This is the fourth post in my Women's History Month series, Legendary Latinas, in which I highlight the lives and accomplishments of influential Latinas. You can find the other posts here. Please read the disclaimer if you have questions about my sources; otherwise, ENJOY!
From the moment I began reading Borderlands/La Frontera: The New Mestiza, I knew I was going to love Gloria Anzaldúa. You do not need to be Chicana or even Latina to appreciate her work. It's like she could see what was in our souls. She pulled it out, examined it, played with it, and blew it back in, writing its truth in a way so very real to me. It may sound like I'm being overly dramatic, but I'm sure I'm not the only one who feels this way.
Gloria Anzaldúa was born in Texas in 1942 to a 16-year-old mother, and grew up living and working on a ranch settlement. Despite her parents not having completed a high school education, she successfully completed college and graduate school. As an adult, she was as an integral member of the community, and worked as a teacher for some time before pursuing her writing professionally.
The bulk of Anzaldúa's work was about intersectionality. Her identities as woman, Chicana/Mexican-American, lesbian, Spanish-speaker, English-speaker, spiritual person, and feminist all come together as a focal point in her works. Her goal was to show that these identities cannot be separated and instead build on each other.
Best known for being co-editor of This Bridge Called My Back: Writings of Radical Women of Color along with Cherríe Moraga, and her book Borderlands/La Frontera: The New Mestiza, Anzaldua also wrote poetry and children's literature.
This Bridge Called My Back is a volume by women of color intended to broaden the definition of feminism and the scope of feminist work. Anzaldúa came up with the idea when she was told by her professors and mentors that women's studies and Chicana lit were not realistic fields of study. She worked with Moraga to pull together the stories of women like Audre Lorde and Ana Castillo. These women had a lot to say and were finally given a platform to speak up together as a single, powerful voice representing various identities.
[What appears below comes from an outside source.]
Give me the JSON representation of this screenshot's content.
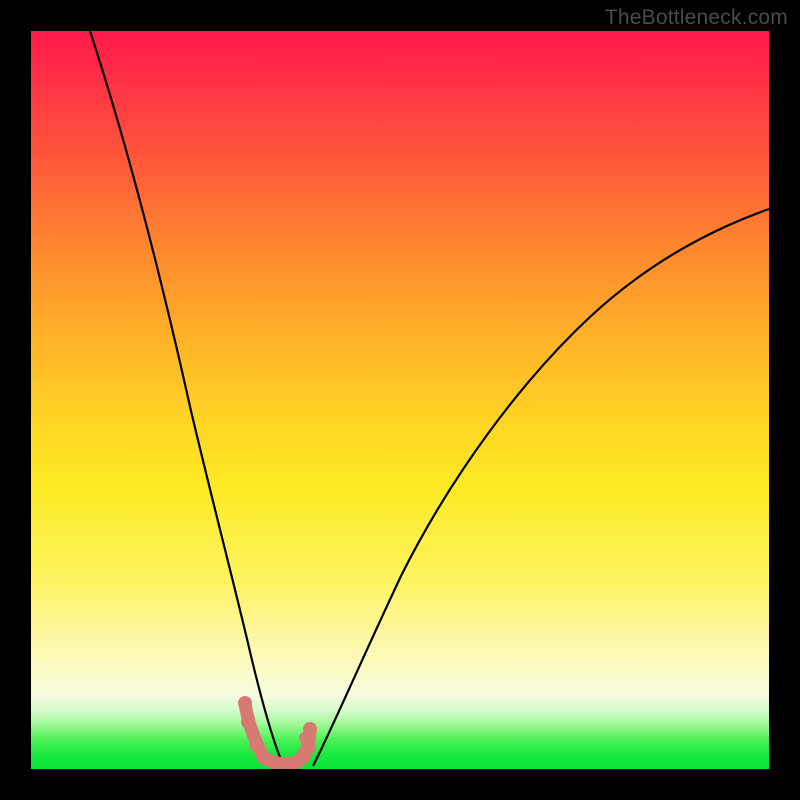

Anzaldúa went on to elaborate on themes she introduced with her pieces in This Bridge Called My Back with her own manifesto, Borderlands/La Frontera. The book discussed how Chicanas live their life on the borderlands -- culturally, geographically, mentally, and spiritually. She used this as a seed to develop her thoughts on intersectionality, culture, identity, and allegiance, among other things.
Borderlands is a very important book for me, and I was introduced to it when I was solidifying my feminist lens and considering the role culture played in my everyday life.
As a Dominican immigrant, there have been many times in my life where I've felt I was living different lives in different worlds. At home, I had to be quiet, demure, respectful, and could speak only in Spanish. Outside, I was somehow expected to stand up for myself, and would get put on the spot if my English was not perfect. So even though I couldn't identify with every detail Anzaldúa brought up, the idea of living on the borderlands resonated very much with me.
The thing that's particularly important about her work is that she didn't simply describe the struggles of living on the borderlands - literally or figuratively - but pushed it further. She emphasized the strength that comes from the flexibility of living in these worlds. Furthermore, she believed the flexibility, diversity, and multiple identities is what can help people relate to each other. She also expressed an honest anger that fueled her and pushed her work forward. Rather than fearing the "angry WOC" label, she met this label head on and did not diminish the importance of her feelings. She was the first person I was exposed to who presented this vision, and though she would certainly not be the last, it had a lasting impression on me.
In a world where marginalized women are often silenced, Anzaldúa was able to create space for herself as a lesbian, feminist, and Chicana living in the U.S. She did not bite her tongue or hold back, but came out full force -- in English and in Spanish. She spoke up at a time when the Latina voice was really needed, and her words will continue to ring as true in the future as they do now and did then.
Anzaldúa's work inspires me to believe in the power of my own words and my own voice. I can't think of something more I need in my life, and the lives of so many Latinas I know. May she inspire you to make your words come alive.
For more about Gloria Anzaldúa's life and words, you should check out:
Gloria Anzaldua Bio
Interview with Gloria Anzaldua
Gloria Anzaldua Quotes
Lesson Plan for Borderlands/La Frontera: The New Mestiza
- At Fri Mar 20, 09:09:00 AM Renee said...
Another excellent choice. She is positively inspiring and has helped WOC to understand that though society has chosen to devalue our experiences we are indeed worthy of being recognized.
- At Fri Mar 20, 10:31:00 AM Allison said...
I love Gloria! I finished "Borderlands/La Frontera" at the end of 2008 and I'm waiting for "This Bridge Called My Back" to come in the mail. I really liked the interview you linked to in this post -- wonderful reading!!
- At Fri Mar 20, 09:44:00 PM T. R Xands said...
I totally need to finish La Frontera. I have an excerpt from it in my Heath anthology and I was so intrigued it wasn't fair. Boo! We talked about her briefly in my women's studies but we didn't go in depth *sad face* thank you for this post!